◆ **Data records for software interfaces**

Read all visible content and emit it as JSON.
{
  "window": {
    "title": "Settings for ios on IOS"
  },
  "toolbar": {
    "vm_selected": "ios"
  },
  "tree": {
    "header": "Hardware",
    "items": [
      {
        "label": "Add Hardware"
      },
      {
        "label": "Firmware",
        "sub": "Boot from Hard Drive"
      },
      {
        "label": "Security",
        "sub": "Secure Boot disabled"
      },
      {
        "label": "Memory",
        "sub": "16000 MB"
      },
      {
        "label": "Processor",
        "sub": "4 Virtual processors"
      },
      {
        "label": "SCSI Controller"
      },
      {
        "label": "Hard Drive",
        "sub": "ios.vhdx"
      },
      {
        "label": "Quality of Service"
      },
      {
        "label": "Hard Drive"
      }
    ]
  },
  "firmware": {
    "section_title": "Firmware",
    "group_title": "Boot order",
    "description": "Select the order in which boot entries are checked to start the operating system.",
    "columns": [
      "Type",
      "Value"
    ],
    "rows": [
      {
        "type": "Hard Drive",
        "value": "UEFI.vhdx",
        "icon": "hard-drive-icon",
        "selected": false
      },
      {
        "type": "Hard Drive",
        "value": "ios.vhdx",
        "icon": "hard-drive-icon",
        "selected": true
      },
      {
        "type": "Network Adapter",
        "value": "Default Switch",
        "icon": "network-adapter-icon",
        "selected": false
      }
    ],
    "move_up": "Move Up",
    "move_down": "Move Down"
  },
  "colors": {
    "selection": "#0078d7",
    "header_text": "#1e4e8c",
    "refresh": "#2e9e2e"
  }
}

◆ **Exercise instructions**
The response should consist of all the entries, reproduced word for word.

◆ **Reply**
Read all visible content and emit it as JSON.
{
  "window": {
    "title": "Settings for ios on IOS"
  },
  "toolbar": {
    "vm_selected": "ios"
  },
  "tree": {
    "header": "Hardware",
    "items": [
      {
        "label": "Add Hardware"
      },
      {
        "label": "Firmware",
        "sub": "Boot from Hard Drive"
      },
      {
        "label": "Security",
        "sub": "Secure Boot disabled"
      },
      {
        "label": "Memory",
        "sub": "16000 MB"
      },
      {
        "label": "Processor",
        "sub": "4 Virtual processors"
      },
      {
        "label": "SCSI Controller"
      },
      {
        "label": "Hard Drive",
        "sub": "ios.vhdx"
      },
      {
        "label": "Quality of Service"
      },
      {
        "label": "Hard Drive"
      }
    ]
  },
  "firmware": {
    "section_title": "Firmware",
    "group_title": "Boot order",
    "description": "Select the order in which boot entries are checked to start the operating system.",
    "columns": [
      "Type",
      "Value"
    ],
    "rows": [
      {
        "type": "Hard Drive",
        "value": "UEFI.vhdx",
        "icon": "hard-drive-icon",
        "selected": false
      },
      {
        "type": "Hard Drive",
        "value": "ios.vhdx",
        "icon": "hard-drive-icon",
        "selected": true
      },
      {
        "type": "Network Adapter",
        "value": "Default Switch",
        "icon": "network-adapter-icon",
        "selected": false
      }
    ],
    "move_up": "Move Up",
    "move_down": "Move Down"
  },
  "colors": {
    "selection": "#0078d7",
    "header_text": "#1e4e8c",
    "refresh": "#2e9e2e"
  }
}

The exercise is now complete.